Buildings are complex. In a multidisciplinary environment, engineers can learn about a building’s needs and how each system affects the others much more quickly than possible in a single-discipline consulting firm. When all the groups that have specialized knowledge about a portion of the design can come together as part of a united team and add input through their unique lenses early in the process, we can collaborate more efficiently and create a better design. 

Salt Lake City Airport

Describe the resilient design for Salt Lake City International Airport’s redevelopment.

HOK’s engineering group is working with our planners, architects and interior designers on the Salt Lake City International Airport Terminal Redevelopment Program (above and below). The 1.7-million-sq.-ft. project scope includes a new terminal, concourses, a parking garage, a central utility plant and a rental car facility, as well as runway updates to the existing airport. HOK is master engineer, providing mechanical, electrical, plumbing, structural, IT and security services.

The structural engineering challenges are extremely interesting. Because the airport is near the Wasatch Fault, the buildings need to meet rigorous earthquake safety standards. Structural seismic performance objectives are tailored for each building and developed with the airport to respond to regional resilience and economic considerations for each component of the program. With the airport’s proximity to the Great Salt Lake, the groundwater table is also fairly high and the soil is soft. And because the airport is in the high desert, the site experiences large thermal swings, from scorching summer temperatures to cold and snow. Combining these challenges with large floor plate structures resulted in 29 structurally independent structures.

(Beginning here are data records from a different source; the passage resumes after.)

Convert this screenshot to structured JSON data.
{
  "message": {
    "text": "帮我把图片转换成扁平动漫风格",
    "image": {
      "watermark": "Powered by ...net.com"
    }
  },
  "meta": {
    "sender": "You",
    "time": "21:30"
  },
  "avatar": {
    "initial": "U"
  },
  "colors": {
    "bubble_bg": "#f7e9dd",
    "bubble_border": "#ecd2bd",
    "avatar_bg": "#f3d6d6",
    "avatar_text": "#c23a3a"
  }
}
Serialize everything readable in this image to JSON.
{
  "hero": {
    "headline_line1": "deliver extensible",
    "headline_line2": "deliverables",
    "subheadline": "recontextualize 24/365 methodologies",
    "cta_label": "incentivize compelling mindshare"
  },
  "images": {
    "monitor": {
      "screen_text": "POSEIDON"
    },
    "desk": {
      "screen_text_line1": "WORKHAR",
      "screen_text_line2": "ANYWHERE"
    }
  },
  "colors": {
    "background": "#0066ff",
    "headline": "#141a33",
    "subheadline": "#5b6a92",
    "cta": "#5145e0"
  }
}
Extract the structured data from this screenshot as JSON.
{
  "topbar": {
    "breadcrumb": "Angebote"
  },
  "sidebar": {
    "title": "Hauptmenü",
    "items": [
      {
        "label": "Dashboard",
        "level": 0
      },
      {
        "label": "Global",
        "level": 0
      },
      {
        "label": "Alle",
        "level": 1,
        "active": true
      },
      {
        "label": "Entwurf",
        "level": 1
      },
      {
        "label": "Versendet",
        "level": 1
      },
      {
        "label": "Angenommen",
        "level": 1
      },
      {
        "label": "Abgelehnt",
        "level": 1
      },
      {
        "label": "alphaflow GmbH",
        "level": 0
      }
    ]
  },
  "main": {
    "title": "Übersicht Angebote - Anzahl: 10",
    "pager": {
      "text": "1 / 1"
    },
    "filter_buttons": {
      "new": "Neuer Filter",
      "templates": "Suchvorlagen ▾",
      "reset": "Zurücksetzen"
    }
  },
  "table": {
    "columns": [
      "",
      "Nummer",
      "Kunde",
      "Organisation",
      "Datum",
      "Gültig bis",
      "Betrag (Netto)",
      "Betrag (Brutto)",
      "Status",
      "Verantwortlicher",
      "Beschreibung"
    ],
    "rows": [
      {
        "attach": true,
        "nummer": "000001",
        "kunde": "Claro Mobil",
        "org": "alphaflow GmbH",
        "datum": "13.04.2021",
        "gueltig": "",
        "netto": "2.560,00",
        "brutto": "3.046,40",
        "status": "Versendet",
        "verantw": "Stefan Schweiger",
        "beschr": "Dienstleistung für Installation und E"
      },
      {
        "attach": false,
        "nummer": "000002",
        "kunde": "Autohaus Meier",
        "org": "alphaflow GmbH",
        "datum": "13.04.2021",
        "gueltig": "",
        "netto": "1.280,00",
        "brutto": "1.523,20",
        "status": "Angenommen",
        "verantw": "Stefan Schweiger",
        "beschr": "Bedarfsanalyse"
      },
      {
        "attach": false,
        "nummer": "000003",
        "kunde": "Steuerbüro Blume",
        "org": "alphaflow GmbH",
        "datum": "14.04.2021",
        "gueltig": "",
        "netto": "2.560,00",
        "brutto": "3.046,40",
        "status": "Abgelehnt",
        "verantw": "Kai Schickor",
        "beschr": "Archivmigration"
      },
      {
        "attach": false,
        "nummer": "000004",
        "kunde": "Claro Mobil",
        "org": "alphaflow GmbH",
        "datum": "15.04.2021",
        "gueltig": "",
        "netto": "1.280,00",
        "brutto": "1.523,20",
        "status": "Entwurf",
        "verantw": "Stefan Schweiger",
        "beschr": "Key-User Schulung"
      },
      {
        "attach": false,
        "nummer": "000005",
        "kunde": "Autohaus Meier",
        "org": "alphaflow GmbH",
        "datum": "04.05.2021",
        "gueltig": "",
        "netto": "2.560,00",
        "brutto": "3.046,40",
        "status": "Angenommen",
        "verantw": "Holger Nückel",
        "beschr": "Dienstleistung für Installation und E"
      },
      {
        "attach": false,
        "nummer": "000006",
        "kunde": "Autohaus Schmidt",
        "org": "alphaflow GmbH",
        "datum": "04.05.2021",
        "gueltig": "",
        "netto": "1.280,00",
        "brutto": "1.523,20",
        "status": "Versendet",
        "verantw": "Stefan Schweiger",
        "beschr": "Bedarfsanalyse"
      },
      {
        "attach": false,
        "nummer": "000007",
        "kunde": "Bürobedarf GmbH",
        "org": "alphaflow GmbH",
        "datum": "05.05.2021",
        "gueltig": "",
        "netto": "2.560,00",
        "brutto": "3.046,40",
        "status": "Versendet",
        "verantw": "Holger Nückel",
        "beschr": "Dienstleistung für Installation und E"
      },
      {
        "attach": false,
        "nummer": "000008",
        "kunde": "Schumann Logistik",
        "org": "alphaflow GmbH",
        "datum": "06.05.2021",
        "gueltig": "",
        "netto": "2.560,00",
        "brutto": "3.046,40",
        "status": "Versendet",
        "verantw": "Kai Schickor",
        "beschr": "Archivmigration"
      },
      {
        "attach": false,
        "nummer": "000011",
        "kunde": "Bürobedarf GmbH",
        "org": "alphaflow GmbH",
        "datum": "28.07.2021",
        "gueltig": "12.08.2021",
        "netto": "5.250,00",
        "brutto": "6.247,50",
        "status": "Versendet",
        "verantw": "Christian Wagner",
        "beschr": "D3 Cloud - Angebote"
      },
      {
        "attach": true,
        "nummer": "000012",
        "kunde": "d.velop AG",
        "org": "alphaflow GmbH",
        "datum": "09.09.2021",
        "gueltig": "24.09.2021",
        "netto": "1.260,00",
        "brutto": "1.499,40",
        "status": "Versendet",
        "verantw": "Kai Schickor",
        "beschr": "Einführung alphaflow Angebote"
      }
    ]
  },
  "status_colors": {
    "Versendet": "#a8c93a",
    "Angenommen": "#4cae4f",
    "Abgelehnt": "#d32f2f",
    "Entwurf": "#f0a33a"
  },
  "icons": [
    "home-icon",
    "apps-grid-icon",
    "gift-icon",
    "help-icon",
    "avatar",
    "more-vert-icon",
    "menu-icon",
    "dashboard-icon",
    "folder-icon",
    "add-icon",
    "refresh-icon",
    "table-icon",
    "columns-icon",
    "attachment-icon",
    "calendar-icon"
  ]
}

Salt Lake City Airport

To efficiently design each of the buildings simultaneously, we put in place lean processes such as pull planning, feedback loops and constraint logs. We spent a lot of upfront time working out scripts and workflows that made it possible to perform tasks that previously required weeks in just hours.

Describe HOK’s involvement with the U.S. Resiliency Council.

HOK is a founding member of the U.S. Resiliency Council, which is seeking to improve the understanding of structural design for resilience by implementing rating systems that describe the performance of buildings during natural disasters such as earthquakes.

Much of the general public believes that meeting building codes makes a structure earthquake-proof. In reality, the code intent is that a building should be life safe in the event of an earthquake. This means that occupants can safely exit the building but structural and nonstructural damage may make the building uneconomical to repair. The 2011 earthquake in Christchurch, New Zealand, is a good example. Though many of the buildings were life safe, an assessment after the disaster reported that roughly 70 percent of the city’s central business district had to be torn down and rebuilt.

HOK is a leader in resilient design. The USRC’s new rating system goes a step beyond building codes, looking at the performance of a building in three dimensions: safety, damage and recovery. This is a new tool that we can use with our clients to document the contributions of their projects to developing more resilient communities.

Do you have advice for young engineers?

Learn the art and science of engineering in your first few years. Develop technical depth in several areas that interest you. Don’t just do what people tell you to do. Ask lots of questions to know exactly what you’re doing and why. Asking and understanding why often leads to innovation.